Exercise details:
Check every line of the material below for the string "browser", and return the ones that have it.
---------- Input data
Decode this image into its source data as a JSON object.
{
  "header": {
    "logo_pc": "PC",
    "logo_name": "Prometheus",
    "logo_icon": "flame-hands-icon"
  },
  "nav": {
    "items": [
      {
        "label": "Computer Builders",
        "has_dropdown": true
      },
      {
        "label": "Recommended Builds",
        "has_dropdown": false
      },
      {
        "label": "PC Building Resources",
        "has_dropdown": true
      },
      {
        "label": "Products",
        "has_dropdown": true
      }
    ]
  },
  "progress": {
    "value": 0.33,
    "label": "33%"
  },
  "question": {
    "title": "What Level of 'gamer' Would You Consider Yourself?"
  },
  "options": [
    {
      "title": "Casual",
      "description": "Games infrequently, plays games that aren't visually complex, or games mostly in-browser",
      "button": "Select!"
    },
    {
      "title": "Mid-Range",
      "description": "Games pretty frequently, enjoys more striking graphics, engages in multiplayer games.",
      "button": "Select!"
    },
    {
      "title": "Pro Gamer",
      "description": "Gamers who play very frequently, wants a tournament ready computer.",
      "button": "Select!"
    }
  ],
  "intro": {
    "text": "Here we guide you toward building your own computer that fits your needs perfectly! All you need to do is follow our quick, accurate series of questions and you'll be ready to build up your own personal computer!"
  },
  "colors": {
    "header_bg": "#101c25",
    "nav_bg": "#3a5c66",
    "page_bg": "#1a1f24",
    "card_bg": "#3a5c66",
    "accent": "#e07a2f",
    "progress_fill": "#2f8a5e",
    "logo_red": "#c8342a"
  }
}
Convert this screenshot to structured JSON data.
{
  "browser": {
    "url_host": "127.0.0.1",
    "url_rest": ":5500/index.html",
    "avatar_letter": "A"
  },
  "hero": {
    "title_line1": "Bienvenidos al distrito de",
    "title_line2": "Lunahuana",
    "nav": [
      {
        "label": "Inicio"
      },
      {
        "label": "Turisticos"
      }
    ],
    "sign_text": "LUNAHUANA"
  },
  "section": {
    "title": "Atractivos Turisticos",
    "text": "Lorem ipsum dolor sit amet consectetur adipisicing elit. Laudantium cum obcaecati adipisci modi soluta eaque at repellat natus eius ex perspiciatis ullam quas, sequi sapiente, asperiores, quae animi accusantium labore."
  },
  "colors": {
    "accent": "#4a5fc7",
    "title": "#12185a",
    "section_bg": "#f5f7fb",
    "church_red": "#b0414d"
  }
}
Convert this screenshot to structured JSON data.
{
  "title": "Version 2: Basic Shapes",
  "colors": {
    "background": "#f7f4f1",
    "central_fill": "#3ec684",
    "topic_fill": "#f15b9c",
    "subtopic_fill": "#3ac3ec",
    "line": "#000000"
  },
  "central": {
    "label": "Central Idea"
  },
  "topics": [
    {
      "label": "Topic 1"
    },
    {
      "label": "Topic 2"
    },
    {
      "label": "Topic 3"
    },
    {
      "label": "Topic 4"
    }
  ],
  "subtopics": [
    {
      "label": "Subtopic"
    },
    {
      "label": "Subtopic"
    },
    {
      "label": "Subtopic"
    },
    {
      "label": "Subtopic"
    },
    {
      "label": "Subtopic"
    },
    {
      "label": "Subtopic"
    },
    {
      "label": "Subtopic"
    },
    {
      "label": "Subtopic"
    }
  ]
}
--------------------
Expected output:
      "description": "Games infrequently, plays games that aren't visually complex, or games mostly in-browser",
  "browser": {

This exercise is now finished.